WHAT TO WORK ON. In the material below, find every line containing the string "this" and return it.

THE INPUT.
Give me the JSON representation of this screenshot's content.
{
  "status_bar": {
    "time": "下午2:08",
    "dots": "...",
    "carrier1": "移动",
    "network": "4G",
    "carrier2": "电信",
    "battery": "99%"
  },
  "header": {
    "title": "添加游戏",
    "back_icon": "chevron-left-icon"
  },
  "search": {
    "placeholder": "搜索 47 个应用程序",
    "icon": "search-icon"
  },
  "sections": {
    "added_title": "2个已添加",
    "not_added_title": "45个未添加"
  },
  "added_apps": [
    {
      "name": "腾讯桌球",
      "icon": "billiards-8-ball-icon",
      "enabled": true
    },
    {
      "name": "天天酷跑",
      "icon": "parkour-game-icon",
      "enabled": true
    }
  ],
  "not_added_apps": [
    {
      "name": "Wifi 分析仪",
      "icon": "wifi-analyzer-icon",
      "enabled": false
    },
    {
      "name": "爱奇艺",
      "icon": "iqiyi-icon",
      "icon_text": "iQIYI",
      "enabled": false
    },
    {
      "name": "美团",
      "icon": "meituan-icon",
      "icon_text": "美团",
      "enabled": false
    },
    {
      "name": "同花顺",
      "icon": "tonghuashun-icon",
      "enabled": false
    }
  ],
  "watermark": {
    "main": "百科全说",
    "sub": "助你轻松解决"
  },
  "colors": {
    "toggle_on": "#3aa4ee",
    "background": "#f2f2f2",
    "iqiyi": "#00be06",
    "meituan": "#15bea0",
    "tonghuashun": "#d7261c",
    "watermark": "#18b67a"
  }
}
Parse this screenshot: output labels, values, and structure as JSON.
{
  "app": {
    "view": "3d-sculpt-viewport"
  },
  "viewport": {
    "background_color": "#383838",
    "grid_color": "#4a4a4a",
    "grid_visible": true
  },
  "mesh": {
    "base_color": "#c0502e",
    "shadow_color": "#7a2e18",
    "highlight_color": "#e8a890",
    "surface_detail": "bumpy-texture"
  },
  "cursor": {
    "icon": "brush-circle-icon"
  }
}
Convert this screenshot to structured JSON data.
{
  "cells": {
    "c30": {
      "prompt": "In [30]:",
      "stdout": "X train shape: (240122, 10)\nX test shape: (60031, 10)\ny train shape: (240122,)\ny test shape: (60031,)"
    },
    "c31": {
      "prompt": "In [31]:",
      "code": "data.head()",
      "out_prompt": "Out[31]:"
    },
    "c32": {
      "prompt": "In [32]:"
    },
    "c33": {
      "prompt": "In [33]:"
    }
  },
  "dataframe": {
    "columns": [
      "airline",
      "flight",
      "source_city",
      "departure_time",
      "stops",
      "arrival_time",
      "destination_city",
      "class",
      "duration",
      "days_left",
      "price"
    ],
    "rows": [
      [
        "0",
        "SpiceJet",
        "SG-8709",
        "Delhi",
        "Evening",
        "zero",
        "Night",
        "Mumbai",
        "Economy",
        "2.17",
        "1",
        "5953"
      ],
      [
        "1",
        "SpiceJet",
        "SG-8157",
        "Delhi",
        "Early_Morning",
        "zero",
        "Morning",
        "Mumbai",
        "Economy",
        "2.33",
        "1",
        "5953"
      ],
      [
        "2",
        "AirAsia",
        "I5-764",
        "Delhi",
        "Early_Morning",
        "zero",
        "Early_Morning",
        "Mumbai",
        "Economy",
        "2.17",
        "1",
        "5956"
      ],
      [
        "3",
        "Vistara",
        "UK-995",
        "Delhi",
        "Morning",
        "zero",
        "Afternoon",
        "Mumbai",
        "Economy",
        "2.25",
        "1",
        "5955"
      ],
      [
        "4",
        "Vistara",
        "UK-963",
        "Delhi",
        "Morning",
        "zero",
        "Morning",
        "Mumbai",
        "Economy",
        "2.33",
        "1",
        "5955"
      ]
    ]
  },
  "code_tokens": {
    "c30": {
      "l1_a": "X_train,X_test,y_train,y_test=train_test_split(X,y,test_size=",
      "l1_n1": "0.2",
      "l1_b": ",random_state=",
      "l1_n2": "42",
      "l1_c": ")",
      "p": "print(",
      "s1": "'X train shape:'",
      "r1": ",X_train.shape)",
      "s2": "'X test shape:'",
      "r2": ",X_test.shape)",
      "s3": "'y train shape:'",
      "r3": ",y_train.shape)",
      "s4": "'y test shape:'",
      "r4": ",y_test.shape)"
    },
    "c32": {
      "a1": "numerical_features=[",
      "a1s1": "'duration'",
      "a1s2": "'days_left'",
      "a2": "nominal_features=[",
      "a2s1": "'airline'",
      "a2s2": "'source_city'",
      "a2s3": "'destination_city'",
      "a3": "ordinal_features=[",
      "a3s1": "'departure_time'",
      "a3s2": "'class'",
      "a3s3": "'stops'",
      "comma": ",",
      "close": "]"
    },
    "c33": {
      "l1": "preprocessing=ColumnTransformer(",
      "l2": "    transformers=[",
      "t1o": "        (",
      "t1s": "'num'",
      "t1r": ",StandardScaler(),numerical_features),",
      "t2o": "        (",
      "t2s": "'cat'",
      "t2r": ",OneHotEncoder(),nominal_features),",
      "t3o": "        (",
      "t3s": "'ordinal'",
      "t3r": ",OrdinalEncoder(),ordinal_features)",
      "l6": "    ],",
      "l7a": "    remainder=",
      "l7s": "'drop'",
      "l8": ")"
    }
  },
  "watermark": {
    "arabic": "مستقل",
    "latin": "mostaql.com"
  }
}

WORKED SOLUTION.
Give me the JSON representation of this screenshot's content.
Parse this screenshot: output labels, values, and structure as JSON.
Convert this screenshot to structured JSON data.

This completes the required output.